One in 10 deaths among U.S. adults due to excessive drinking
Updated: 2014-06-30 09:26
Excessive drinking accounted for one in 10 deaths among working-age adults aged 20 to 64 years in the United States and cost the country about 224 billion U.S. dollars per year, a report from the U.S. Centers for Disease Control and Prevention (CDC) said Thursday.
The study published in the journal Preventing Chronic Disease found that excessive alcohol use resulted in approximately 88,000 deaths in the United States per year from 2006 to 2010, and shortened the lives of those who died by about 30 years on average.
"These deaths were due to health effects from drinking too much over time, such as breast cancer, liver disease, and heart disease; and health effects from drinking too much in a short period of time, such as violence, alcohol poisoning, and motor vehicle crashes," the CDC said in a statement.

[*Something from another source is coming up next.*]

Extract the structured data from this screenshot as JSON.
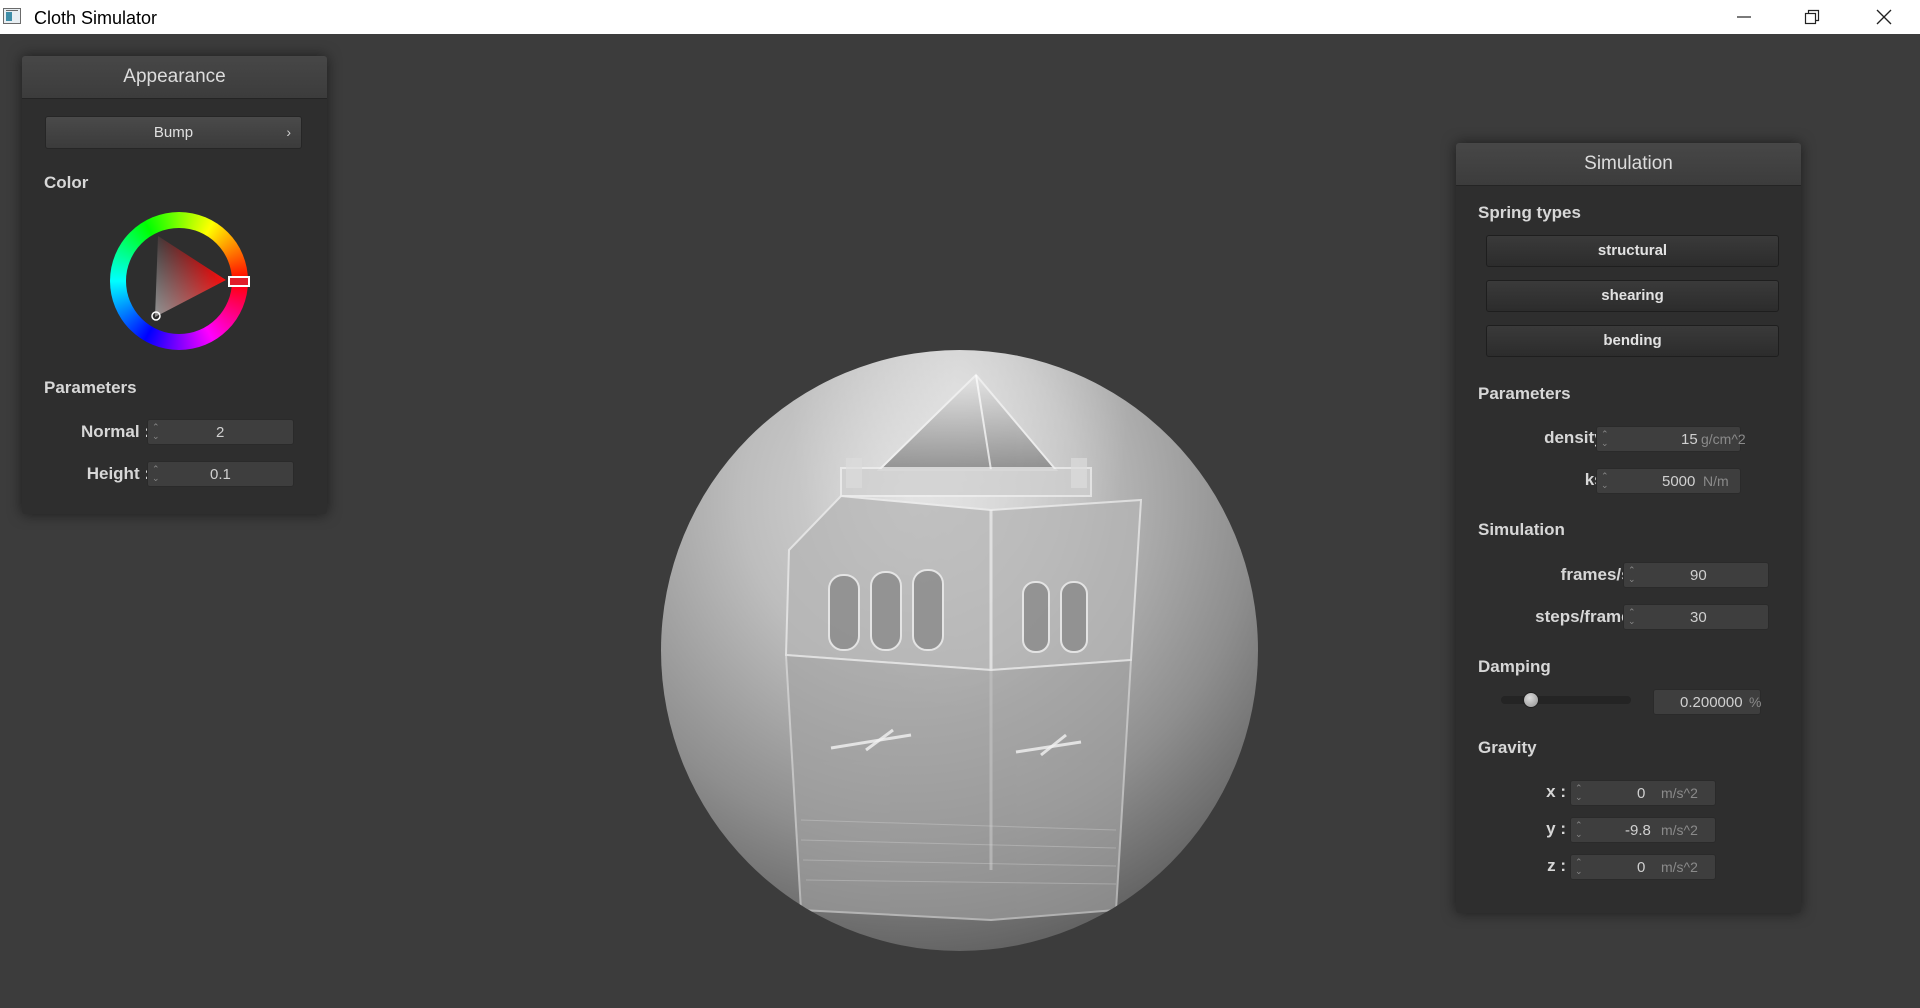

"In total, there were 2.5 million years of potential life lost each year due to excessive alcohol use," it said.
Nearly 70 percent of deaths due to excessive drinking involved working-age adults, and about 70 percent of the deaths involved males, the study said.

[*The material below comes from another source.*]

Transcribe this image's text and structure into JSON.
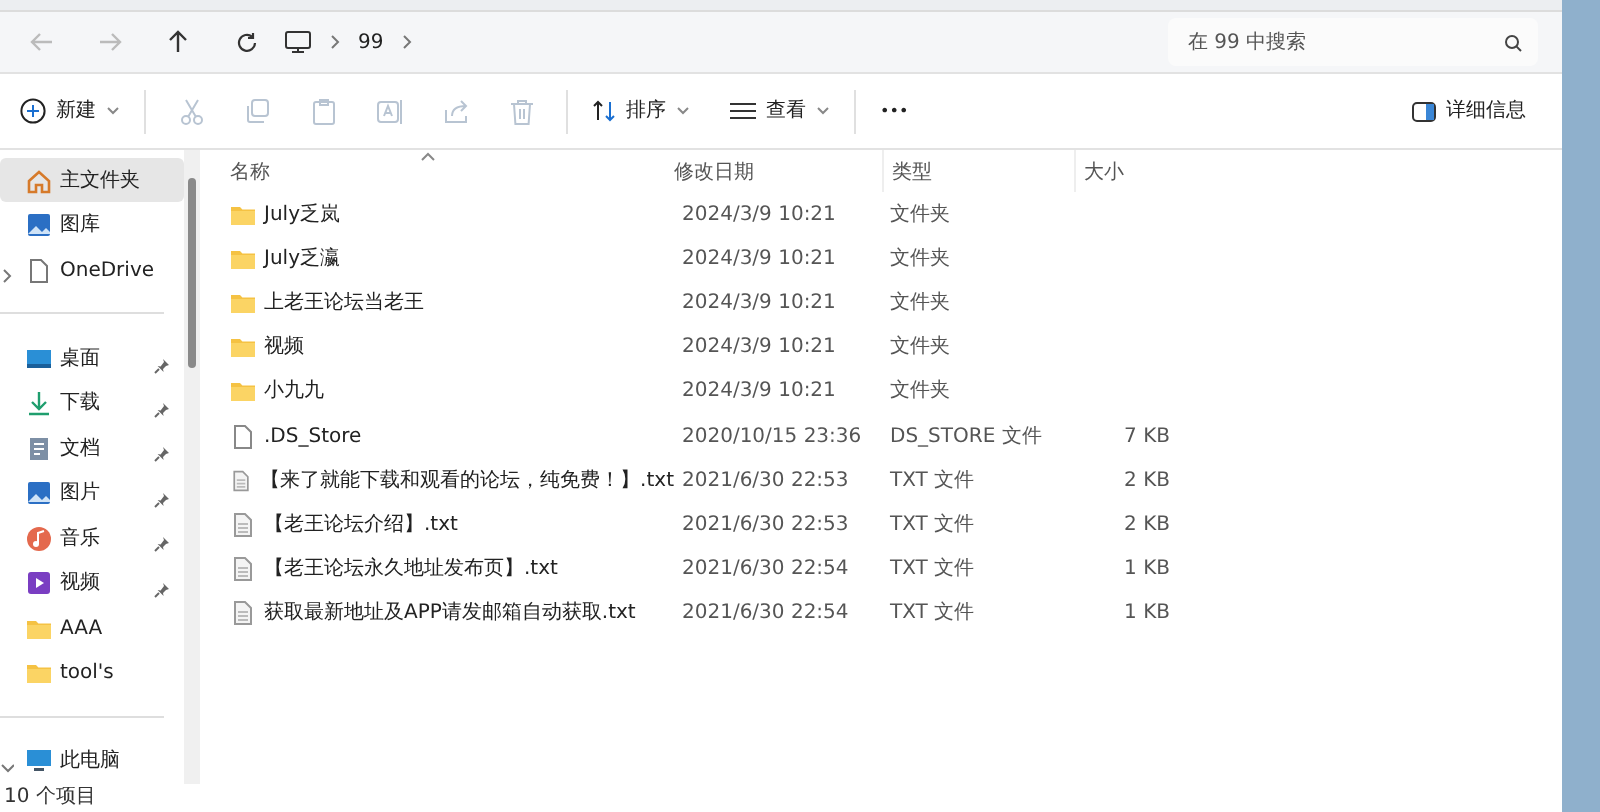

According to the CDC report, excessive drinking includes binge drinking, heavy drinking and any alcohol use by pregnant women or those under the minimum legal drinking age of 21.